SEPCHE investigated the extent to which learning factors are enhanced by altering instruction to incorporate active pathways to learning. Utilizing metacognitive skills in a “learning how to learn” approach was believed to help students develop cognitive skills that enabled them to master more disciplinary content in targeted courses. The project consisted of four parts:

  1. Collaborative faculty development focusing on the application of current research in cognitive science to learning strategies and performance-based learning in core curricula;
  2. Adaptation of core courses;
  3. Implementation of project and comparison courses over two semesters;
  4. In-depth assessment of student achievement using both qualitative and quantitative measures.

In Fall 2008, SEPCHE convened a collegium of 16 faculty (2 from each SEPCHE institution) who taught core courses in the arts, humanities, sciences, and social sciences. Participating faculty worked together during Spring 2009 to develop metacognitive approaches to instruction in their discipline. During academic year 2009-10, faculty introduced metacognitive teaching strategies in project courses.
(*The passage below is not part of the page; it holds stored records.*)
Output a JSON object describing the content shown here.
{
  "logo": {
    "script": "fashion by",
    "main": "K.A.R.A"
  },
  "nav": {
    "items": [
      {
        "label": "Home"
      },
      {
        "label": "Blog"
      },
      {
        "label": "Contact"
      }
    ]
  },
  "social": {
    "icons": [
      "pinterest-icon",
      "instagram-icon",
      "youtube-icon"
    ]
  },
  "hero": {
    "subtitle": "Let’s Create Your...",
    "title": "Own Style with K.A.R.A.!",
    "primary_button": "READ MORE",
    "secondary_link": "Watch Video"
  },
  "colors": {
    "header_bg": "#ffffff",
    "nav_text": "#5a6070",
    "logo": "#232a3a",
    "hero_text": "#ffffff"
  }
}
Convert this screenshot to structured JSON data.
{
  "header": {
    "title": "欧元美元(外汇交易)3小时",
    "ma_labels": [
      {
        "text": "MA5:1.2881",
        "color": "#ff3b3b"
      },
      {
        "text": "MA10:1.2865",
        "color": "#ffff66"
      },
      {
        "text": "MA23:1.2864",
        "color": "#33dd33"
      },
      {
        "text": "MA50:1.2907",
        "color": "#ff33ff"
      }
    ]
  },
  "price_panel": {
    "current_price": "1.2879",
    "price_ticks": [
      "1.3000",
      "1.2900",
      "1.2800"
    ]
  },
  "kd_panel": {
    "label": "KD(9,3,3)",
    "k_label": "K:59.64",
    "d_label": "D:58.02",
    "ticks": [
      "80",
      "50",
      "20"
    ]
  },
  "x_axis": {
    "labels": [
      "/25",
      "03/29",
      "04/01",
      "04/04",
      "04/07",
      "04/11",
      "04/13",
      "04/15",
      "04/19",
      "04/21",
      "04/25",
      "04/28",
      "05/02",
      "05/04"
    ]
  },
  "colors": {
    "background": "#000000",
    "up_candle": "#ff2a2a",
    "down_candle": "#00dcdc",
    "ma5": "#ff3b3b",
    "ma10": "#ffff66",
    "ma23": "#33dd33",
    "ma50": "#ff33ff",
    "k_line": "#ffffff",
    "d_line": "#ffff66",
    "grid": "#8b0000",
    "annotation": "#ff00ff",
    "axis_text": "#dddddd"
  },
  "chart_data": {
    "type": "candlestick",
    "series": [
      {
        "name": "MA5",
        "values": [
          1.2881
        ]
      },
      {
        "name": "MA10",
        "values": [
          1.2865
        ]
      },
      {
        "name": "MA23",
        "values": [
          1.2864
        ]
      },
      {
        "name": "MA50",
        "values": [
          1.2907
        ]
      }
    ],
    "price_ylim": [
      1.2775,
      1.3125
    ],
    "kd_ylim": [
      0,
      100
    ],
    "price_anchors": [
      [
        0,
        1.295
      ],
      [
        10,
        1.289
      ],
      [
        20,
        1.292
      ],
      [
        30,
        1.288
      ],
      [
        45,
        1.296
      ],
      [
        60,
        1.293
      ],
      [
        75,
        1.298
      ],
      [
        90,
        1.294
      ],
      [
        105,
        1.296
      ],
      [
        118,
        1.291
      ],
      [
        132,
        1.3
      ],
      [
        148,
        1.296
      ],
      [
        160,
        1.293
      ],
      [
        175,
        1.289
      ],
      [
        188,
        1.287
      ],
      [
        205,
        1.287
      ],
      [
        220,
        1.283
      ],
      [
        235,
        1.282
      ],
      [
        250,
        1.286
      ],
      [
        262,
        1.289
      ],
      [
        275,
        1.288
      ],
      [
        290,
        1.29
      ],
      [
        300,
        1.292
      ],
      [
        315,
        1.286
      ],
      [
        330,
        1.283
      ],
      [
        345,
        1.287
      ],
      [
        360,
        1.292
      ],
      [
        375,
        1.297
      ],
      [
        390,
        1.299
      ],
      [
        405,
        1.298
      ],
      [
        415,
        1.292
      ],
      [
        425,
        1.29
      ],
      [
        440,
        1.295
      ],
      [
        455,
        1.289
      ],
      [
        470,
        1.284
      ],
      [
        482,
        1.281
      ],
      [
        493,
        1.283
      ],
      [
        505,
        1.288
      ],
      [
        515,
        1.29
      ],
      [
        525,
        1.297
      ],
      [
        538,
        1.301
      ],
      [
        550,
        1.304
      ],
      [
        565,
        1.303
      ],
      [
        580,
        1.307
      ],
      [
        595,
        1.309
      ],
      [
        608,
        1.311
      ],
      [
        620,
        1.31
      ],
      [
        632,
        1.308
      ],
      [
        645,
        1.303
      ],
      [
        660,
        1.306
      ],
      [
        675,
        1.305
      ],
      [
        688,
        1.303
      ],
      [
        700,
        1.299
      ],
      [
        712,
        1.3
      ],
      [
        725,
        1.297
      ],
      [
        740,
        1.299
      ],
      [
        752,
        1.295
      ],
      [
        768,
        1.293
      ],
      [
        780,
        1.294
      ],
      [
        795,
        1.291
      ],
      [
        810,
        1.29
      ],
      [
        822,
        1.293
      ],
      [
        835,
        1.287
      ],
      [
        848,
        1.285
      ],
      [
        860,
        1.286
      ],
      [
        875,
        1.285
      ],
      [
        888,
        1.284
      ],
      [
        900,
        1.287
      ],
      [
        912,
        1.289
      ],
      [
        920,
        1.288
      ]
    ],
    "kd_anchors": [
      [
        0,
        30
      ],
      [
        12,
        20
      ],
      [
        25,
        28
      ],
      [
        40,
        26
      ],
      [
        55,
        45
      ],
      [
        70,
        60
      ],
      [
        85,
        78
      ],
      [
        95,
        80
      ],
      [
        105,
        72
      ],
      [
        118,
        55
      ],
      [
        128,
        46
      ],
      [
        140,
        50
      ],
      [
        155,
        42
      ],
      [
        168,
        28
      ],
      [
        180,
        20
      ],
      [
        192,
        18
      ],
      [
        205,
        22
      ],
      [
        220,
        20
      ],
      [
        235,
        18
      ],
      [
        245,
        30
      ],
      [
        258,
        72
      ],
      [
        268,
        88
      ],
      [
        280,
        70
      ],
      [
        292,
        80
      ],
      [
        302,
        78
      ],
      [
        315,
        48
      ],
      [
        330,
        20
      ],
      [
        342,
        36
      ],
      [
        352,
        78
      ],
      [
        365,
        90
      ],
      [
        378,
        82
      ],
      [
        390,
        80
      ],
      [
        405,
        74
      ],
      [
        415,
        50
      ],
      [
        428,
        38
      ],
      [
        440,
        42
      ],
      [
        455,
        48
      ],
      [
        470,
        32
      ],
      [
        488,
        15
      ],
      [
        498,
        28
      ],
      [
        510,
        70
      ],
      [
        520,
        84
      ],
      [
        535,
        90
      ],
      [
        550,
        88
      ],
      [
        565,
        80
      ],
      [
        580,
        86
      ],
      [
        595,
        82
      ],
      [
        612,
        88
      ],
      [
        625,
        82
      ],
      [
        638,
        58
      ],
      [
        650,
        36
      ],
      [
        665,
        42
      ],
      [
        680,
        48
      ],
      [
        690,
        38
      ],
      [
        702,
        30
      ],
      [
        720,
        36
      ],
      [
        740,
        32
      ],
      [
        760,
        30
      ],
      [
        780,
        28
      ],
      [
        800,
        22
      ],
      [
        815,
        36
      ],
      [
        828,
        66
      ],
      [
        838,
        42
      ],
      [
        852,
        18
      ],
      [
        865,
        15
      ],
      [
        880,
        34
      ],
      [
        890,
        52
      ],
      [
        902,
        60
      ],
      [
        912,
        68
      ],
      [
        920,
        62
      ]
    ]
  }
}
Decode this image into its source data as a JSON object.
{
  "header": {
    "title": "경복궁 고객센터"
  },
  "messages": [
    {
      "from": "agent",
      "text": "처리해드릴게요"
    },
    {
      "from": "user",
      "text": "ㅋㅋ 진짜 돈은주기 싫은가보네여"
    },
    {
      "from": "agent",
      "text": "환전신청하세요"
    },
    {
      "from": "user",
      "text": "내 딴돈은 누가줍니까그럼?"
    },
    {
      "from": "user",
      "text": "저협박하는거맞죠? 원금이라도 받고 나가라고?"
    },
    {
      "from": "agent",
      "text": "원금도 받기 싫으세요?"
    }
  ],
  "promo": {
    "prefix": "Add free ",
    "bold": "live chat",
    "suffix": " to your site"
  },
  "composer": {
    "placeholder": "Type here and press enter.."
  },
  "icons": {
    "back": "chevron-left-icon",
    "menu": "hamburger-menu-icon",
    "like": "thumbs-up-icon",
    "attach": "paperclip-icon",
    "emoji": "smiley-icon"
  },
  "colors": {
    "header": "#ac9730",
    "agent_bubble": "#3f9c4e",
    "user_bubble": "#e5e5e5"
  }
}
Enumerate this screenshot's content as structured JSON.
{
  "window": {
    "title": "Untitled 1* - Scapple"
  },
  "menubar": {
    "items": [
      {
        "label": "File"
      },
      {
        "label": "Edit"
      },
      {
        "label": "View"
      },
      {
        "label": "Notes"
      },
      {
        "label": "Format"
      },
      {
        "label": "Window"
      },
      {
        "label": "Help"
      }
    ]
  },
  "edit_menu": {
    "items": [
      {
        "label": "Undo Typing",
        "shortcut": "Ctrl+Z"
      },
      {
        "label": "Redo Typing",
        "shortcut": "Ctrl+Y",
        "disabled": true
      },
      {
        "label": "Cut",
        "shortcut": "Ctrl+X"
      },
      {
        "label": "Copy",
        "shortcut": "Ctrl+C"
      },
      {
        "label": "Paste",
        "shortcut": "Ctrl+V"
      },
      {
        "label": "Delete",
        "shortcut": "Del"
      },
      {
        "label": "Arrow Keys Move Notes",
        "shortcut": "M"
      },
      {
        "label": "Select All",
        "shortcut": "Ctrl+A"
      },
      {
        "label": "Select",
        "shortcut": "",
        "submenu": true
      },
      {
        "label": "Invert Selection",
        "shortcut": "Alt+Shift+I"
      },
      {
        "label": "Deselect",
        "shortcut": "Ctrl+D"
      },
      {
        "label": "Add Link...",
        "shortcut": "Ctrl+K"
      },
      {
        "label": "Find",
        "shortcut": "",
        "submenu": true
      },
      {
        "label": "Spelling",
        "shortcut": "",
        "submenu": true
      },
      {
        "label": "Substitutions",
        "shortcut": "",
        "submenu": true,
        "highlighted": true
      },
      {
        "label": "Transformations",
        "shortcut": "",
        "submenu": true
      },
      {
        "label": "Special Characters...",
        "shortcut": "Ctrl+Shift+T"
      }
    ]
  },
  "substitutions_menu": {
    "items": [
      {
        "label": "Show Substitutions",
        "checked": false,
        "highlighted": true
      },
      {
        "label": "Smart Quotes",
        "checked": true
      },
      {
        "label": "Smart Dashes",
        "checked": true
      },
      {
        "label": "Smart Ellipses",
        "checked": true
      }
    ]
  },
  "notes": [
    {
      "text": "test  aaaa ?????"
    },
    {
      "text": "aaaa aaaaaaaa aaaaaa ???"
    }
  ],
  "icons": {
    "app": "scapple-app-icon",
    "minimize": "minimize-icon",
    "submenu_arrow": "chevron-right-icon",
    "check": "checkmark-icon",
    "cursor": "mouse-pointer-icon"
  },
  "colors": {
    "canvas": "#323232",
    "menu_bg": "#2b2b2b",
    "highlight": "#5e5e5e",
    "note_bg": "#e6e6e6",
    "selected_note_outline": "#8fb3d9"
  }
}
A smaller sample of comparison courses was also given. Overall results indicate that metacognitive teaching approaches may have provided a protective or stabilizing influence against typical declines in learner confidence in special treatment classes.